Online retailers benefit from a presence on the high street
We’re spending more time than ever before shopping through our smartphones and laptops rather than braving multi-storey car parks and crowded high streets.
Back in 2007, around 3% of UK shopping was conducted online. Last year this figure had shot up to 20%. Bricks and mortar retailers, from supermarkets to shoe shops, are suffering the consequences of too much store space. They expanded when times were good, only for the rise of online rivals to eat into their profits. In-store sales have taken a hit, but we think there are still valuable benefits to having a physical presence.
Race to the bottom
Consumers have certainly benefited from the rise of online-only retail. In order to attract customers and remain competitive, these businesses have offered increasingly advantageous terms. They have trained us to expect free delivery, free returns and ever-shortening delivery times. This strategy has succeeded in pushing up order volumes as online retailers basked in their first-mover advantage.
Yet traditional retailers are intent on keeping up and, because they have the big balance sheets and deep pockets to do so, they are investing heavily in their online propositions (figure 4). A race to the bottom for the lowest delivery costs and times has ensued, closing the gap between them and their online rivals. With the playing field now levelled somewhat, two main differences remain between the online players and the traditional retailers, favouring the latter.

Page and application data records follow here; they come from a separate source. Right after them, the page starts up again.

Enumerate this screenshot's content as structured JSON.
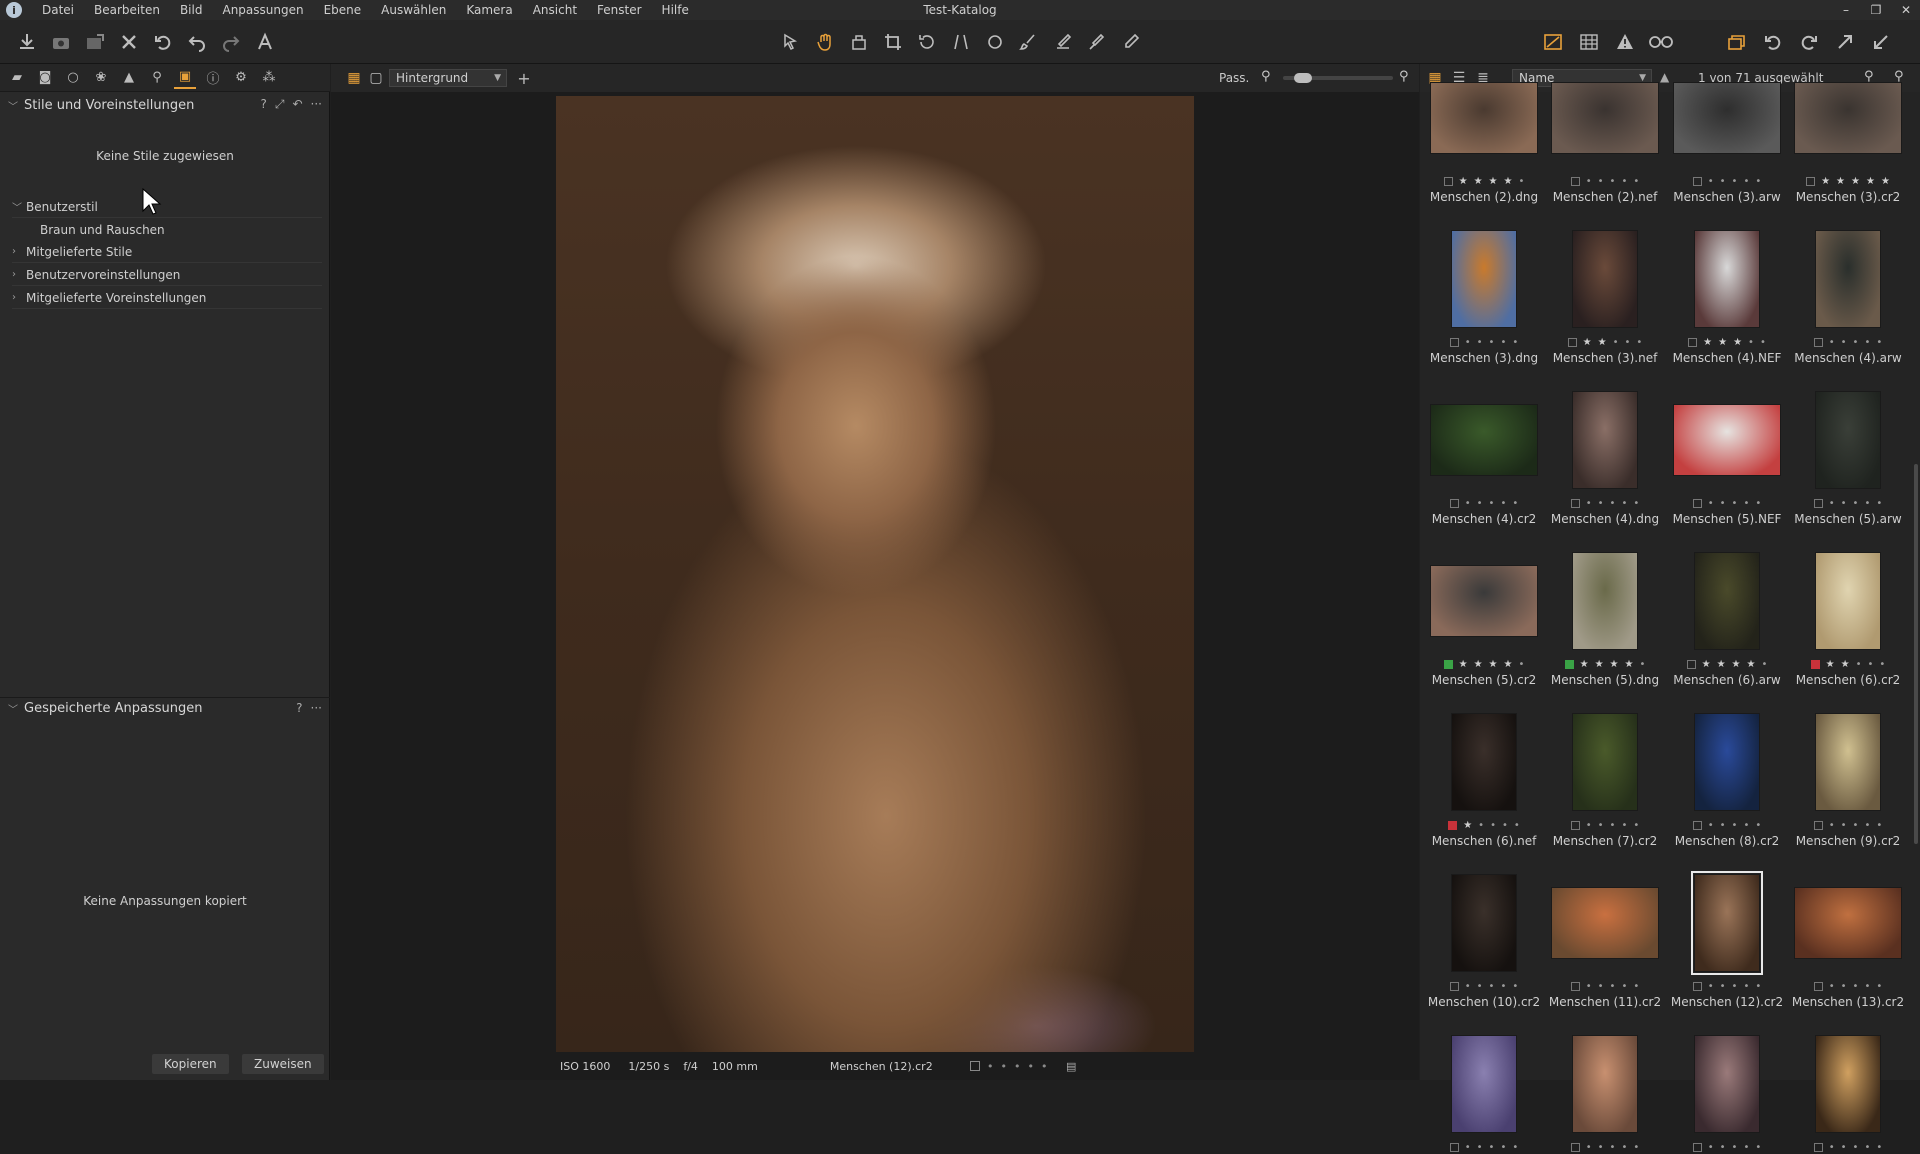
{
  "app": {
    "title": "Test-Katalog",
    "icon_letter": "i"
  },
  "menu": [
    "Datei",
    "Bearbeiten",
    "Bild",
    "Anpassungen",
    "Ebene",
    "Auswählen",
    "Kamera",
    "Ansicht",
    "Fenster",
    "Hilfe"
  ],
  "window_controls": {
    "minimize": "–",
    "restore": "❐",
    "close": "✕"
  },
  "colors": {
    "accent": "#e8a13a",
    "flag_green": "#3aa346",
    "flag_red": "#c8323a"
  },
  "left_panel": {
    "styles_title": "Stile und Voreinstellungen",
    "no_styles": "Keine Stile zugewiesen",
    "tree": [
      {
        "label": "Benutzerstil",
        "expanded": true,
        "children": [
          "Braun und Rauschen"
        ]
      },
      {
        "label": "Mitgelieferte Stile",
        "expanded": false
      },
      {
        "label": "Benutzervoreinstellungen",
        "expanded": false
      },
      {
        "label": "Mitgelieferte Voreinstellungen",
        "expanded": false
      }
    ],
    "saved_title": "Gespeicherte Anpassungen",
    "no_adjustments": "Keine Anpassungen kopiert",
    "copy_button": "Kopieren",
    "assign_button": "Zuweisen",
    "help": "?",
    "more": "···"
  },
  "viewer": {
    "layer": "Hintergrund",
    "fit_label": "Pass.",
    "zoom_fraction": 0.12,
    "status": {
      "iso": "ISO 1600",
      "shutter": "1/250 s",
      "aperture": "f/4",
      "focal": "100 mm",
      "filename": "Menschen (12).cr2"
    }
  },
  "browser": {
    "sort_by": "Name",
    "selection": "1 von 71 ausgewählt",
    "thumbnails": [
      {
        "name": "Menschen (2).dng",
        "stars": 4,
        "flag": "none",
        "colors": [
          "#4a3a30",
          "#8a6a55"
        ],
        "orient": "land"
      },
      {
        "name": "Menschen (2).nef",
        "stars": 0,
        "flag": "none",
        "colors": [
          "#3a3330",
          "#6b5a50"
        ],
        "orient": "land"
      },
      {
        "name": "Menschen (3).arw",
        "stars": 0,
        "flag": "none",
        "colors": [
          "#2e2e2e",
          "#5a5a5a"
        ],
        "orient": "land"
      },
      {
        "name": "Menschen (3).cr2",
        "stars": 5,
        "flag": "none",
        "colors": [
          "#3a3430",
          "#6a5a50"
        ],
        "orient": "land"
      },
      {
        "name": "Menschen (3).dng",
        "stars": 0,
        "flag": "none",
        "colors": [
          "#c97a2c",
          "#4f6ea3"
        ],
        "orient": "port"
      },
      {
        "name": "Menschen (3).nef",
        "stars": 2,
        "flag": "none",
        "colors": [
          "#6a4a3a",
          "#2a2020"
        ],
        "orient": "port"
      },
      {
        "name": "Menschen (4).NEF",
        "stars": 3,
        "flag": "none",
        "colors": [
          "#d8d8d8",
          "#5a3a3a"
        ],
        "orient": "port"
      },
      {
        "name": "Menschen (4).arw",
        "stars": 0,
        "flag": "none",
        "colors": [
          "#2a2f2c",
          "#6a5a4a"
        ],
        "orient": "port"
      },
      {
        "name": "Menschen (4).cr2",
        "stars": 0,
        "flag": "none",
        "colors": [
          "#3a5a2a",
          "#1c2a18"
        ],
        "orient": "land"
      },
      {
        "name": "Menschen (4).dng",
        "stars": 0,
        "flag": "none",
        "colors": [
          "#8a6f66",
          "#3a2d2a"
        ],
        "orient": "port"
      },
      {
        "name": "Menschen (5).NEF",
        "stars": 0,
        "flag": "none",
        "colors": [
          "#e6e3e0",
          "#c44040"
        ],
        "orient": "land"
      },
      {
        "name": "Menschen (5).arw",
        "stars": 0,
        "flag": "none",
        "colors": [
          "#3a3f38",
          "#1f231f"
        ],
        "orient": "port"
      },
      {
        "name": "Menschen (5).cr2",
        "stars": 4,
        "flag": "green",
        "colors": [
          "#3a3a3a",
          "#8a6a5a"
        ],
        "orient": "land"
      },
      {
        "name": "Menschen (5).dng",
        "stars": 4,
        "flag": "green",
        "colors": [
          "#6a6a4a",
          "#a09a88"
        ],
        "orient": "port"
      },
      {
        "name": "Menschen (6).arw",
        "stars": 4,
        "flag": "none",
        "colors": [
          "#4a4a2a",
          "#23231a"
        ],
        "orient": "port"
      },
      {
        "name": "Menschen (6).cr2",
        "stars": 2,
        "flag": "red",
        "colors": [
          "#e0d4b0",
          "#b09a70"
        ],
        "orient": "port"
      },
      {
        "name": "Menschen (6).nef",
        "stars": 1,
        "flag": "red",
        "colors": [
          "#3a2f2a",
          "#15110f"
        ],
        "orient": "port"
      },
      {
        "name": "Menschen (7).cr2",
        "stars": 0,
        "flag": "none",
        "colors": [
          "#4a5a2a",
          "#26301a"
        ],
        "orient": "port"
      },
      {
        "name": "Menschen (8).cr2",
        "stars": 0,
        "flag": "none",
        "colors": [
          "#2a4a9a",
          "#14233f"
        ],
        "orient": "port"
      },
      {
        "name": "Menschen (9).cr2",
        "stars": 0,
        "flag": "none",
        "colors": [
          "#d0c090",
          "#6a5a40"
        ],
        "orient": "port"
      },
      {
        "name": "Menschen (10).cr2",
        "stars": 0,
        "flag": "none",
        "colors": [
          "#3a302a",
          "#15110f"
        ],
        "orient": "port"
      },
      {
        "name": "Menschen (11).cr2",
        "stars": 0,
        "flag": "none",
        "colors": [
          "#c97040",
          "#6a4a30"
        ],
        "orient": "land"
      },
      {
        "name": "Menschen (12).cr2",
        "stars": 0,
        "flag": "none",
        "colors": [
          "#9a7458",
          "#3f2b1d"
        ],
        "orient": "port",
        "selected": true
      },
      {
        "name": "Menschen (13).cr2",
        "stars": 0,
        "flag": "none",
        "colors": [
          "#c07040",
          "#5a3020"
        ],
        "orient": "land"
      },
      {
        "name": "",
        "stars": 0,
        "flag": "none",
        "colors": [
          "#8a80b0",
          "#4a4070"
        ],
        "orient": "port"
      },
      {
        "name": "",
        "stars": 0,
        "flag": "none",
        "colors": [
          "#c89070",
          "#6a4a3a"
        ],
        "orient": "port"
      },
      {
        "name": "",
        "stars": 0,
        "flag": "none",
        "colors": [
          "#9a7a7a",
          "#3a2a2f"
        ],
        "orient": "port"
      },
      {
        "name": "",
        "stars": 0,
        "flag": "none",
        "colors": [
          "#d0a060",
          "#3a2818"
        ],
        "orient": "port"
      }
    ]
  }
}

In the first instance, consumers are asking retailers to do considerably more but they are no longer being charged a premium for it. The hefty investment of building an online platform aside, there is also the cost of storing products, picking them up from these warehouses, then transporting and delivering them in the right timeframe to the right postcode. The new terms of trade also encourage us to over-order knowing we can easily return; an extra delivery cost for retailers to absorb, plus any associated refolding and repackaging. This new environment is eroding profit margins made on online orders (figure 5).
Traditional retailers can avoid a lot of these extra costs by utilising their store footprint and offering ‘click and collect’. It hasn’t taken the online competition long to come up with their own alternative: pick-up lockers. But these lockers lack the brand interaction and spur-of-the-moment purchase opportunities that shops offer.
Experiences over stuff
The shift in spending from things to experiences is another big change for retailers who are now creating ‘experiential retail’ to adapt. This can be done online but is probably more engaging in store.
Spirits giant Diageo is an early example of this shift, with its plans to open a flagship Johnnie Walker centre in Edinburgh (see box ‘Tomorrow’s high street’). The site will offer visitors an immersive experience based around this whisky brand, topped off with an events space and rooftop bars. Ironically, Diageo picked the old House of Fraser building for the launch, which is a sign of the changing times.
With all that in mind, pure-play online retail models are perhaps not the future-proof solution they were once considered to be. Providing they are not over-spaced, there is light at the end of the tunnel for some bricks and mortar retailers — but not all will survive. We believe the winners will be those that invest in their online platforms and still make sure that customers have a reason to pop into their stores. We will continue to keep a close eye on this changing landscape to spot the threats but also the opportunities.
Boxout: Edible example
A subset of the retail industry that is certainly experiencing these growing pains is the market for food. To better serve changing consumer habits, supermarkets are in an arms race to bolster their online delivery capabilities. Some attempt to achieve this in-house by improving their logistics gradually.
Yet the alternative option has hit the headlines most recently — a flurry of announcements regarding partnerships between supermarkets and technology firms. These sweeping arrangements have the potential to flip the fine competitive balance overnight. The most recent example is the announcement of M&S’s deal with Ocado, giving the former a grocery home-delivery service for the first time.
Another example is Amazon Fresh, which supplies Morrisons food to customers. Interestingly though, as outlined above for general retail, it isn’t all about online. Tech giant Amazon has made that point loud and clear through its purchase of Whole Foods, which gives it a physical high-street presence. These emerging relationships between traditional retailers and more modern ones means that technology is permeating the in-store experience more than ever. From in-app mobile payments to till-free shops, the pace of technological change is rapid — what will we see next?